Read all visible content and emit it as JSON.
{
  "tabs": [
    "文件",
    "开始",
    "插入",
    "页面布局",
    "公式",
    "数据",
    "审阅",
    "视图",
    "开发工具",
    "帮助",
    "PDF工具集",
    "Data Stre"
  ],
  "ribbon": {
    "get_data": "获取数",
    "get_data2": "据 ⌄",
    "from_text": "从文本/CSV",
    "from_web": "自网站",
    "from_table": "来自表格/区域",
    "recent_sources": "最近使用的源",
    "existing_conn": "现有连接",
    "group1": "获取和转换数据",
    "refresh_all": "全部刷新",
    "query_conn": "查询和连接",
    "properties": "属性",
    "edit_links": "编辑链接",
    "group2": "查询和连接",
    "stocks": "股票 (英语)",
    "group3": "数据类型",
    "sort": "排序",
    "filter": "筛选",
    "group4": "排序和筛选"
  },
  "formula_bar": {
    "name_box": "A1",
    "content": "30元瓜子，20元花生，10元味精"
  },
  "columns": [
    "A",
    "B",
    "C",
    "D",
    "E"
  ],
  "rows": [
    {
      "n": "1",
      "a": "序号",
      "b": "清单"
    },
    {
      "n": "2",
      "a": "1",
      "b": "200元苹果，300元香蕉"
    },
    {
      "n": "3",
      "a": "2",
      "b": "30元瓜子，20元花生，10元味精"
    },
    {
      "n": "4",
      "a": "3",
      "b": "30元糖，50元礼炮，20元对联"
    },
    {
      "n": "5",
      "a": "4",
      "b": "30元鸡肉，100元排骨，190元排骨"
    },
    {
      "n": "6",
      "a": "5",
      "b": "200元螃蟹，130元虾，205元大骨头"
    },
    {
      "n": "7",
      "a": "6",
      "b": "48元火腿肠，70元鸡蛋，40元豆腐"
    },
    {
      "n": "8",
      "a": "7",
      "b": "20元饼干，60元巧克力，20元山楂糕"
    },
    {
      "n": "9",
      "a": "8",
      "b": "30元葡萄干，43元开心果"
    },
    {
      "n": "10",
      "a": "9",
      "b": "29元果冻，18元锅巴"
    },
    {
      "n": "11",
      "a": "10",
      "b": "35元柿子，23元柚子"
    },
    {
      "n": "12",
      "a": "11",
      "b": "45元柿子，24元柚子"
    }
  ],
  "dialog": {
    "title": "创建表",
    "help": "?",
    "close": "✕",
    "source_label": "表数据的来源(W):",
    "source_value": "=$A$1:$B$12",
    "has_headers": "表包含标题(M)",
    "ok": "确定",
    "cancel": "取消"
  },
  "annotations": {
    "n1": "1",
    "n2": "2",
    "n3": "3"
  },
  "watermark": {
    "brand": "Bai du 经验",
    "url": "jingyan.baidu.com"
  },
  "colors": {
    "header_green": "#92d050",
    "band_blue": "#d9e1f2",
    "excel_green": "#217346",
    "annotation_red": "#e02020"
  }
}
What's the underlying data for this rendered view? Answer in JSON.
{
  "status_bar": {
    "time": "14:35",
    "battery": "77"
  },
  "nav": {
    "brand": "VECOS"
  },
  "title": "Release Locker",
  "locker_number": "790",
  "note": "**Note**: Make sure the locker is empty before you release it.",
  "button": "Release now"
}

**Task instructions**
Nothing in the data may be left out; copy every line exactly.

**Response**
Read all visible content and emit it as JSON.
{
  "tabs": [
    "文件",
    "开始",
    "插入",
    "页面布局",
    "公式",
    "数据",
    "审阅",
    "视图",
    "开发工具",
    "帮助",
    "PDF工具集",
    "Data Stre"
  ],
  "ribbon": {
    "get_data": "获取数",
    "get_data2": "据 ⌄",
    "from_text": "从文本/CSV",
    "from_web": "自网站",
    "from_table": "来自表格/区域",
    "recent_sources": "最近使用的源",
    "existing_conn": "现有连接",
    "group1": "获取和转换数据",
    "refresh_all": "全部刷新",
    "query_conn": "查询和连接",
    "properties": "属性",
    "edit_links": "编辑链接",
    "group2": "查询和连接",
    "stocks": "股票 (英语)",
    "group3": "数据类型",
    "sort": "排序",
    "filter": "筛选",
    "group4": "排序和筛选"
  },
  "formula_bar": {
    "name_box": "A1",
    "content": "30元瓜子，20元花生，10元味精"
  },
  "columns": [
    "A",
    "B",
    "C",
    "D",
    "E"
  ],
  "rows": [
    {
      "n": "1",
      "a": "序号",
      "b": "清单"
    },
    {
      "n": "2",
      "a": "1",
      "b": "200元苹果，300元香蕉"
    },
    {
      "n": "3",
      "a": "2",
      "b": "30元瓜子，20元花生，10元味精"
    },
    {
      "n": "4",
      "a": "3",
      "b": "30元糖，50元礼炮，20元对联"
    },
    {
      "n": "5",
      "a": "4",
      "b": "30元鸡肉，100元排骨，190元排骨"
    },
    {
      "n": "6",
      "a": "5",
      "b": "200元螃蟹，130元虾，205元大骨头"
    },
    {
      "n": "7",
      "a": "6",
      "b": "48元火腿肠，70元鸡蛋，40元豆腐"
    },
    {
      "n": "8",
      "a": "7",
      "b": "20元饼干，60元巧克力，20元山楂糕"
    },
    {
      "n": "9",
      "a": "8",
      "b": "30元葡萄干，43元开心果"
    },
    {
      "n": "10",
      "a": "9",
      "b": "29元果冻，18元锅巴"
    },
    {
      "n": "11",
      "a": "10",
      "b": "35元柿子，23元柚子"
    },
    {
      "n": "12",
      "a": "11",
      "b": "45元柿子，24元柚子"
    }
  ],
  "dialog": {
    "title": "创建表",
    "help": "?",
    "close": "✕",
    "source_label": "表数据的来源(W):",
    "source_value": "=$A$1:$B$12",
    "has_headers": "表包含标题(M)",
    "ok": "确定",
    "cancel": "取消"
  },
  "annotations": {
    "n1": "1",
    "n2": "2",
    "n3": "3"
  },
  "watermark": {
    "brand": "Bai du 经验",
    "url": "jingyan.baidu.com"
  },
  "colors": {
    "header_green": "#92d050",
    "band_blue": "#d9e1f2",
    "excel_green": "#217346",
    "annotation_red": "#e02020"
  }
}
What's the underlying data for this rendered view? Answer in JSON.
{
  "status_bar": {
    "time": "14:35",
    "battery": "77"
  },
  "nav": {
    "brand": "VECOS"
  },
  "title": "Release Locker",
  "locker_number": "790",
  "note": "**Note**: Make sure the locker is empty before you release it.",
  "button": "Release now"
}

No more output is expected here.